Growing up in Proctor: Pap’s Hound Dogs
By: GARY ELLER
My Dad (“Pap”) loved hound dogs and we always had them around. When he was a young man, Pap had blueticks and would hunt with them at night on occasion with his buddies. Believe me, in West Virginia stumbling around for miles half the night in the dark, through thickets of brambles and multiflora roses, is not for whimps. Often as not, Pap would lose the dogs and after working all day, had to spend part of the next night to find them. He would shoot a treed coon once in a while to hold the dogs’ interest, but for the most part he let them go. The great joy was hearing the dogs in the chase. If you know your hound dogs, usually you can tell exactly what they are doing by the sound of their voices.
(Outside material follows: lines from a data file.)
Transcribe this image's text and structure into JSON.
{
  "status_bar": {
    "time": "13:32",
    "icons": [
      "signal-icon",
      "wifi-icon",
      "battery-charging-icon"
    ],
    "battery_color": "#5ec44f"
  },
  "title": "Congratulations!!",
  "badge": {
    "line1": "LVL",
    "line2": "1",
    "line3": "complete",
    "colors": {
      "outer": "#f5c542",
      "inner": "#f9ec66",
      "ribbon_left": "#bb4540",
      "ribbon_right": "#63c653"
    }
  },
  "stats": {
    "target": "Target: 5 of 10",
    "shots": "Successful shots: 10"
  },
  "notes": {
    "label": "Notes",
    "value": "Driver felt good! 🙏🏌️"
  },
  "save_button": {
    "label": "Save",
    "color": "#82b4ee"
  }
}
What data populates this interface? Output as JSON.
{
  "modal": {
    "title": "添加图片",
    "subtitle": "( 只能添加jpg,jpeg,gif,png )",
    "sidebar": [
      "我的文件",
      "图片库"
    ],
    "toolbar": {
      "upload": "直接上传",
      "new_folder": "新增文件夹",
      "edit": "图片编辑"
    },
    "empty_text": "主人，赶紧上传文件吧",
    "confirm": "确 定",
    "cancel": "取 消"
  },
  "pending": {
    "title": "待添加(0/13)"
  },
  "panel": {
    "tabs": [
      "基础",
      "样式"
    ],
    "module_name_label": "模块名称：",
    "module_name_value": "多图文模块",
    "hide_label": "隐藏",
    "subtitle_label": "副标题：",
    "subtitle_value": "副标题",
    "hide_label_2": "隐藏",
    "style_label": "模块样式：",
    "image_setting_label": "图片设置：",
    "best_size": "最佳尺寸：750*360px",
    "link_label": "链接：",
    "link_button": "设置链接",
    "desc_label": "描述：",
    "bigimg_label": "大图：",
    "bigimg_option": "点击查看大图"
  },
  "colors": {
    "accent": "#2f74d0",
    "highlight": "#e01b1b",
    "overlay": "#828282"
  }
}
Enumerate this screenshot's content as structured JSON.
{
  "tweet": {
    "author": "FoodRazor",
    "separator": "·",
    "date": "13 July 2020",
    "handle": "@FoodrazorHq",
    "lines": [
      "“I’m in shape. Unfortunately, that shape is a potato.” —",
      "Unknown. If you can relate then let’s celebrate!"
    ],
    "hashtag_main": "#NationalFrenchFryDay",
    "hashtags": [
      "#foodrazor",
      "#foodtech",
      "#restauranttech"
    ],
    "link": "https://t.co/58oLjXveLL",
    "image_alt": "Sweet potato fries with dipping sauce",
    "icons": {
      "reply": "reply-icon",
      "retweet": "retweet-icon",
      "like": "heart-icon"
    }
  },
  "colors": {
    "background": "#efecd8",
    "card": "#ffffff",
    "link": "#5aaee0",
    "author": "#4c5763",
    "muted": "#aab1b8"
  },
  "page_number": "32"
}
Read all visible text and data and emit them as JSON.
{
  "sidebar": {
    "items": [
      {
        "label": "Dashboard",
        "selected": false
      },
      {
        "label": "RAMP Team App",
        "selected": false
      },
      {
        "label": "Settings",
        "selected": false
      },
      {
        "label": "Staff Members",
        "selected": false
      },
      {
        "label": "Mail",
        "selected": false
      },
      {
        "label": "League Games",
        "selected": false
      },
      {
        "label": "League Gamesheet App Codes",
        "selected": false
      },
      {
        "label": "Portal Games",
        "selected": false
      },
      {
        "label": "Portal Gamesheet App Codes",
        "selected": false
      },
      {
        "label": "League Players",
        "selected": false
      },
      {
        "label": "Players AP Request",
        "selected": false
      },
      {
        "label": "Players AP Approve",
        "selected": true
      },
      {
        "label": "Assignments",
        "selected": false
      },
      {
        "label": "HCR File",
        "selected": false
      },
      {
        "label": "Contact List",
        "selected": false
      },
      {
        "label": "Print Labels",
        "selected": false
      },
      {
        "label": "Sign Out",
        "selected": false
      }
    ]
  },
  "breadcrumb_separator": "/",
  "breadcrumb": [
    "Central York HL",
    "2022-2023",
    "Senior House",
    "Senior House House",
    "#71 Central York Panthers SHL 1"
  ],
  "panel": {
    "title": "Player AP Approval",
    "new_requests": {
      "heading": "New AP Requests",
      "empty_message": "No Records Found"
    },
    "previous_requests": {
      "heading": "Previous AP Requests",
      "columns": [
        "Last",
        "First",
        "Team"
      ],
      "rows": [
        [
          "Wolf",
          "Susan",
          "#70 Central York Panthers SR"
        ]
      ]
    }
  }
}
Not long before he stopped keeping coon hounds, Pap was hunting and heard some new dog sounds. The dogs had cornered a bunch of possums inside a very ripe horse carcass and had engaged in a battle royale -inside the carcass. It must have been a long trip back to the truck and home with a bunch of reeking blueticks. And no, we never even talked about eating possum after that incident. Eventually Pap switched to beagles and rabbit hunting, which can be energetic but is an immensely easier proposition than coon hunting. At least Pap liked to eat rabbits, and just as important beagles made much more practical house pets. Once Pap came home with a beautiful pair of beagle pups, which he named Lulu Belle and Scotty after his favorite hillbilly duet who were very popular in the 30s and 40s. They wrote and recorded the immensely popular country song “Have I Told You Lately That I Love You,” among other great songs, and are in the Country Music Hall of Fame. The pups grew up to be terrific rabbit dogs, with one exception, and once or twice a week Pap would turn them loose at night. It was a beautiful thing to sit on our porch and hear them trailing rabbits on the farm. But Scotty had a fatal flaw -he loved to fight skunks. Striped kitty perfume only made him fight harder. One night we heard Scotty baying in the way Pap hated, headed towards Roy Palmer’s place. Then the baying stopped. The next morning, we found Scotty back home, thoroughly drenched in skunk juice. Roy told us that Scotty had run an entire family of skunks under his clapboard house and had a fight for the ages. It must have taken years for the stench to abate at Roy’s house. Not long after that incident, and without a word of explanation from Pap, Scotty simply disappeared from our farm.